Input for this task
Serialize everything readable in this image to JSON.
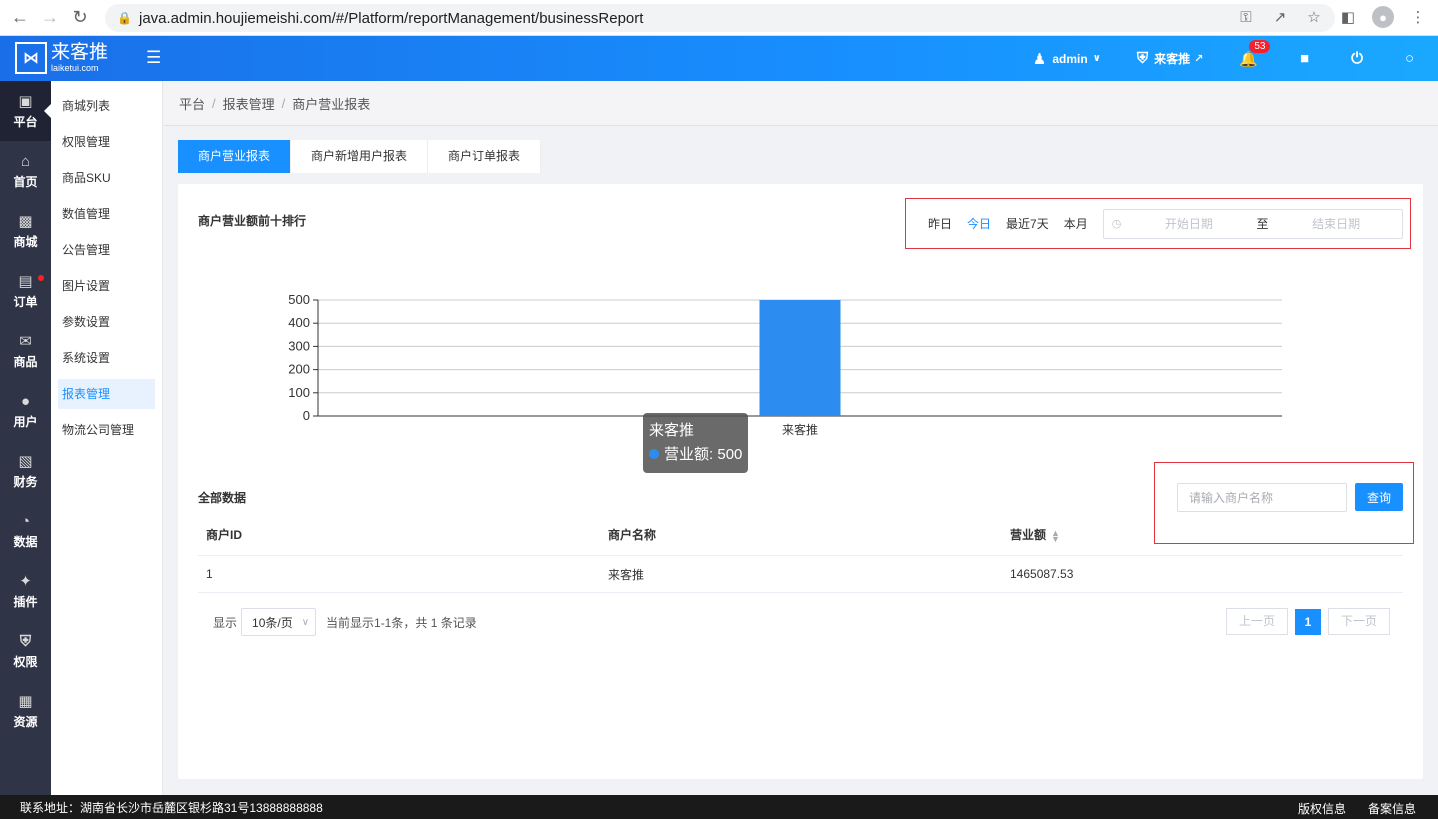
{
  "browser": {
    "url": "java.admin.houjiemeishi.com/#/Platform/reportManagement/businessReport"
  },
  "topbar": {
    "logo_text": "来客推",
    "logo_sub": "laiketui.com",
    "user": "admin",
    "store": "来客推",
    "notification_count": "53"
  },
  "leftnav": [
    {
      "label": "平台",
      "icon": "platform-icon",
      "active": true
    },
    {
      "label": "首页",
      "icon": "home-icon"
    },
    {
      "label": "商城",
      "icon": "mall-icon"
    },
    {
      "label": "订单",
      "icon": "order-icon",
      "dot": true
    },
    {
      "label": "商品",
      "icon": "goods-icon"
    },
    {
      "label": "用户",
      "icon": "user-icon"
    },
    {
      "label": "财务",
      "icon": "finance-icon"
    },
    {
      "label": "数据",
      "icon": "data-icon"
    },
    {
      "label": "插件",
      "icon": "plugin-icon"
    },
    {
      "label": "权限",
      "icon": "permission-icon"
    },
    {
      "label": "资源",
      "icon": "resource-icon"
    }
  ],
  "submenu": [
    "商城列表",
    "权限管理",
    "商品SKU",
    "数值管理",
    "公告管理",
    "图片设置",
    "参数设置",
    "系统设置",
    "报表管理",
    "物流公司管理"
  ],
  "submenu_active": "报表管理",
  "breadcrumb": [
    "平台",
    "报表管理",
    "商户营业报表"
  ],
  "tabs": [
    "商户营业报表",
    "商户新增用户报表",
    "商户订单报表"
  ],
  "chart_section": {
    "title": "商户营业额前十排行",
    "date_options": [
      "昨日",
      "今日",
      "最近7天",
      "本月"
    ],
    "date_active": "今日",
    "start_placeholder": "开始日期",
    "to_label": "至",
    "end_placeholder": "结束日期"
  },
  "chart_data": {
    "type": "bar",
    "categories": [
      "来客推"
    ],
    "series": [
      {
        "name": "营业额",
        "values": [
          500
        ]
      }
    ],
    "ylim": [
      0,
      500
    ],
    "yticks": [
      0,
      100,
      200,
      300,
      400,
      500
    ],
    "tooltip": {
      "title": "来客推",
      "series": "营业额",
      "value": "500"
    },
    "bar_color": "#2d8cf0"
  },
  "table_section": {
    "title": "全部数据",
    "search_placeholder": "请输入商户名称",
    "search_button": "查询",
    "columns": [
      "商户ID",
      "商户名称",
      "营业额"
    ],
    "rows": [
      [
        "1",
        "来客推",
        "1465087.53"
      ]
    ]
  },
  "pagination": {
    "show_label": "显示",
    "page_size": "10条/页",
    "summary": "当前显示1-1条，共 1 条记录",
    "prev": "上一页",
    "current": "1",
    "next": "下一页"
  },
  "footer": {
    "address": "联系地址：湖南省长沙市岳麓区银杉路31号13888888888",
    "links": [
      "版权信息",
      "备案信息"
    ]
  }
}
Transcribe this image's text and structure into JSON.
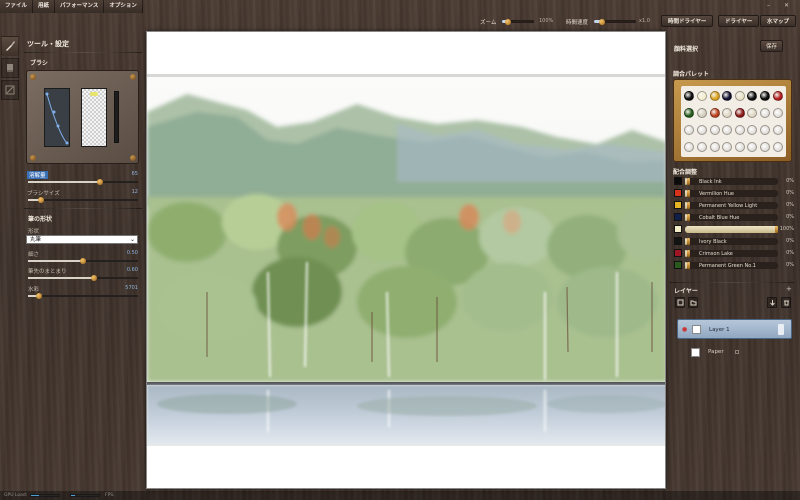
{
  "menu": [
    {
      "id": "file",
      "label": "ファイル"
    },
    {
      "id": "paper",
      "label": "用紙"
    },
    {
      "id": "performance",
      "label": "パフォーマンス"
    },
    {
      "id": "options",
      "label": "オプション"
    }
  ],
  "window": {
    "minimize": "–",
    "close": "✕"
  },
  "toolbar": {
    "zoom_label": "ズーム",
    "zoom_value": "100%",
    "zoom_level": 0.2,
    "time_speed_label": "時間速度",
    "time_speed_value": "x1.0",
    "time_speed_level": 0.2,
    "time_dryer_label": "時間ドライヤー",
    "dryer_label": "ドライヤー",
    "watermap_label": "水マップ"
  },
  "left_panel": {
    "title": "ツール・設定",
    "tool_tabs": [
      "brush-tool",
      "eraser-tool",
      "paper-tool"
    ],
    "brush_section": "ブラシ",
    "sliders": [
      {
        "label": "溶解量",
        "value": "65",
        "level": 0.65,
        "selected": true
      },
      {
        "label": "ブラシサイズ",
        "value": "12",
        "level": 0.12,
        "selected": false
      }
    ],
    "shape_section": "筆の形状",
    "shape_label": "形状",
    "shape_value": "丸筆",
    "shape_sliders": [
      {
        "label": "細さ",
        "value": "0.50",
        "level": 0.5
      },
      {
        "label": "筆先のまとまり",
        "value": "0.60",
        "level": 0.6
      },
      {
        "label": "水彩",
        "value": "5701",
        "level": 0.1
      }
    ]
  },
  "right_panel": {
    "pigment_label": "顔料選択",
    "save_label": "保存",
    "palette_label": "調合パレット",
    "palette_wells": [
      "#0b0b0b",
      "#f3eed0",
      "#d9a321",
      "#101030",
      "#e9e3c8",
      "#0d0d0d",
      "#0c0c0c",
      "#b01c1c",
      "#245a1a",
      "#d6cfbf",
      "#b8401c",
      "#e0d8c6",
      "#8a1818",
      "#e0d8c6",
      "",
      "",
      "",
      "",
      "",
      "",
      "",
      "",
      "",
      "",
      "",
      "",
      "",
      "",
      "",
      "",
      "",
      ""
    ],
    "mix_label": "配合調整",
    "pigments": [
      {
        "name": "Black Ink",
        "color": "#0b0b0b",
        "pct": "0%",
        "level": 0.02,
        "swatch_in_bar": false
      },
      {
        "name": "Vermilion Hue",
        "color": "#d9321b",
        "pct": "0%",
        "level": 0.02,
        "swatch_in_bar": false
      },
      {
        "name": "Permanent Yellow Light",
        "color": "#e6b324",
        "pct": "0%",
        "level": 0.02,
        "swatch_in_bar": false
      },
      {
        "name": "Cobalt Blue Hue",
        "color": "#10204a",
        "pct": "0%",
        "level": 0.02,
        "swatch_in_bar": false
      },
      {
        "name": "",
        "color": "#f2ecc8",
        "pct": "100%",
        "level": 1.0,
        "swatch_in_bar": true
      },
      {
        "name": "Ivory Black",
        "color": "#141414",
        "pct": "0%",
        "level": 0.02,
        "swatch_in_bar": false
      },
      {
        "name": "Crimson Lake",
        "color": "#9e1524",
        "pct": "0%",
        "level": 0.02,
        "swatch_in_bar": false
      },
      {
        "name": "Permanent Green No.1",
        "color": "#2a5a1b",
        "pct": "0%",
        "level": 0.02,
        "swatch_in_bar": false
      }
    ],
    "layers_label": "レイヤー",
    "layers": [
      {
        "name": "Layer 1",
        "selected": true
      },
      {
        "name": "Paper",
        "selected": false
      }
    ]
  },
  "status": {
    "gpu_label": "GPU Load:",
    "frame_label": "FPS:"
  }
}
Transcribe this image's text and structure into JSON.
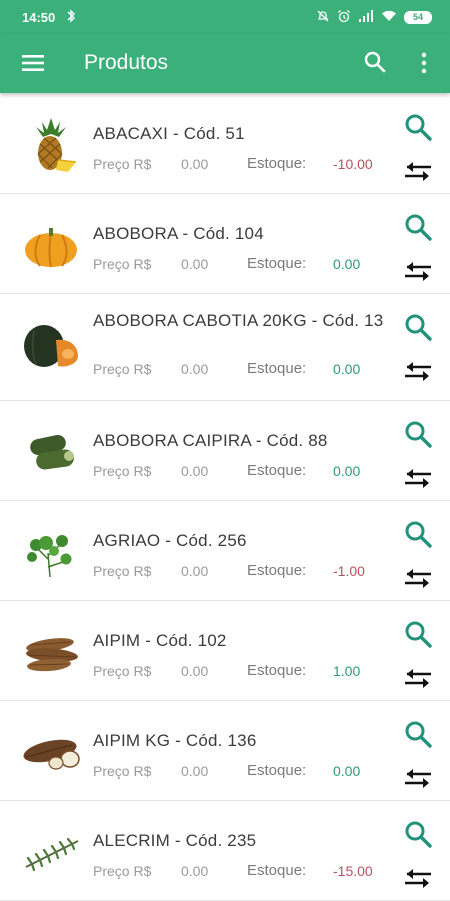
{
  "status_bar": {
    "time": "14:50",
    "battery": "54",
    "icons": [
      "bluetooth-icon",
      "mute-icon",
      "alarm-icon",
      "signal-icon",
      "wifi-icon",
      "battery-icon"
    ]
  },
  "app_bar": {
    "title": "Produtos",
    "icons": [
      "menu-icon",
      "search-icon",
      "more-vert-icon"
    ]
  },
  "colors": {
    "primary": "#3bb07a",
    "action_teal": "#23927a",
    "stock_positive": "#2c9a74",
    "stock_negative": "#b5525c"
  },
  "labels": {
    "price": "Preço R$",
    "stock": "Estoque:"
  },
  "products": [
    {
      "name": "ABACAXI - Cód. 51",
      "price": "0.00",
      "stock": "-10.00",
      "image": "pineapple"
    },
    {
      "name": "ABOBORA - Cód. 104",
      "price": "0.00",
      "stock": "0.00",
      "image": "pumpkin"
    },
    {
      "name": "ABOBORA CABOTIA 20KG - Cód. 13",
      "price": "0.00",
      "stock": "0.00",
      "image": "kabocha"
    },
    {
      "name": "ABOBORA CAIPIRA - Cód. 88",
      "price": "0.00",
      "stock": "0.00",
      "image": "zucchini"
    },
    {
      "name": "AGRIAO - Cód. 256",
      "price": "0.00",
      "stock": "-1.00",
      "image": "watercress"
    },
    {
      "name": "AIPIM - Cód. 102",
      "price": "0.00",
      "stock": "1.00",
      "image": "cassava"
    },
    {
      "name": "AIPIM KG - Cód. 136",
      "price": "0.00",
      "stock": "0.00",
      "image": "cassava-cut"
    },
    {
      "name": "ALECRIM - Cód. 235",
      "price": "0.00",
      "stock": "-15.00",
      "image": "rosemary"
    }
  ]
}
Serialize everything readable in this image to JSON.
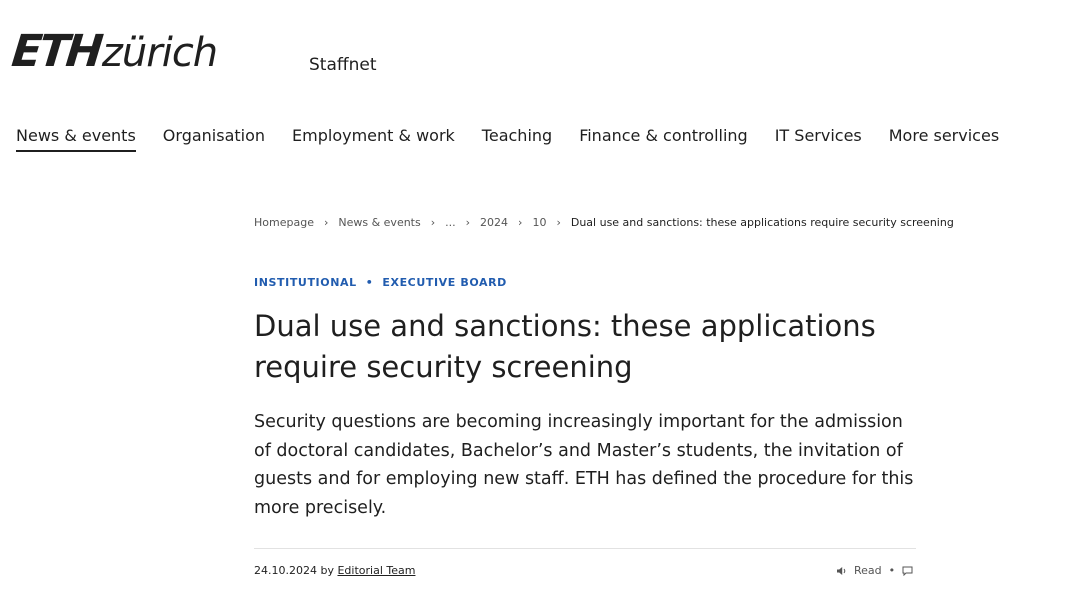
{
  "header": {
    "logo_eth": "ETH",
    "logo_zurich": "zürich",
    "site_name": "Staffnet"
  },
  "nav": {
    "items": [
      {
        "label": "News & events",
        "active": true
      },
      {
        "label": "Organisation"
      },
      {
        "label": "Employment & work"
      },
      {
        "label": "Teaching"
      },
      {
        "label": "Finance & controlling"
      },
      {
        "label": "IT Services"
      },
      {
        "label": "More services"
      }
    ]
  },
  "breadcrumb": {
    "items": [
      "Homepage",
      "News & events",
      "...",
      "2024",
      "10"
    ],
    "current": "Dual use and sanctions: these applications require security screening"
  },
  "article": {
    "tags": [
      "INSTITUTIONAL",
      "EXECUTIVE BOARD"
    ],
    "title": "Dual use and sanctions: these applications require security screening",
    "lead": "Security questions are becoming increasingly important for the admission of doctoral candidates, Bachelor’s and Master’s students, the invitation of guests and for employing new staff. ETH has defined the procedure for this more precisely.",
    "date": "24.10.2024",
    "by": "by",
    "author": "Editorial Team",
    "read_label": "Read"
  },
  "icons": {
    "speaker": "speaker-icon",
    "comment": "comment-icon"
  },
  "colors": {
    "text": "#1f1f1f",
    "accent_blue": "#215caf",
    "muted": "#555555",
    "divider": "#e2e2e2"
  }
}
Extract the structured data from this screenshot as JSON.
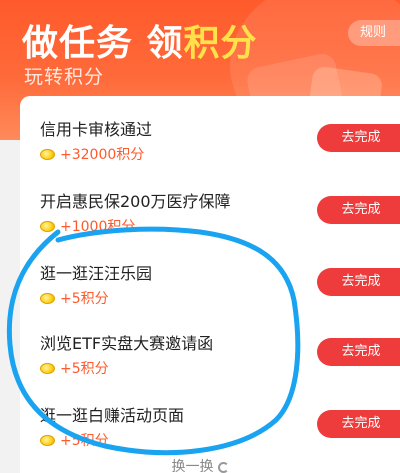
{
  "header": {
    "title_main": "做任务 领",
    "title_accent": "积分",
    "subtitle": "玩转积分",
    "rules_label": "规则"
  },
  "tasks": [
    {
      "title": "信用卡审核通过",
      "reward": "+32000积分",
      "action": "去完成"
    },
    {
      "title": "开启惠民保200万医疗保障",
      "reward": "+1000积分",
      "action": "去完成"
    },
    {
      "title": "逛一逛汪汪乐园",
      "reward": "+5积分",
      "action": "去完成"
    },
    {
      "title": "浏览ETF实盘大赛邀请函",
      "reward": "+5积分",
      "action": "去完成"
    },
    {
      "title": "逛一逛白赚活动页面",
      "reward": "+5积分",
      "action": "去完成"
    }
  ],
  "footer": {
    "refresh_label": "换一换"
  },
  "colors": {
    "header_bg": "#ff5a2b",
    "accent_text": "#ffe24a",
    "action_button": "#ee3b3b",
    "reward_text": "#ff5a2b",
    "annotation_stroke": "#1aa3f0"
  }
}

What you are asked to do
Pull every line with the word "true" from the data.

Response to the task
      "active": true
      "dot": true
        "selected": true
        "swatch_in_bar": true
        "selected": true
        "active": true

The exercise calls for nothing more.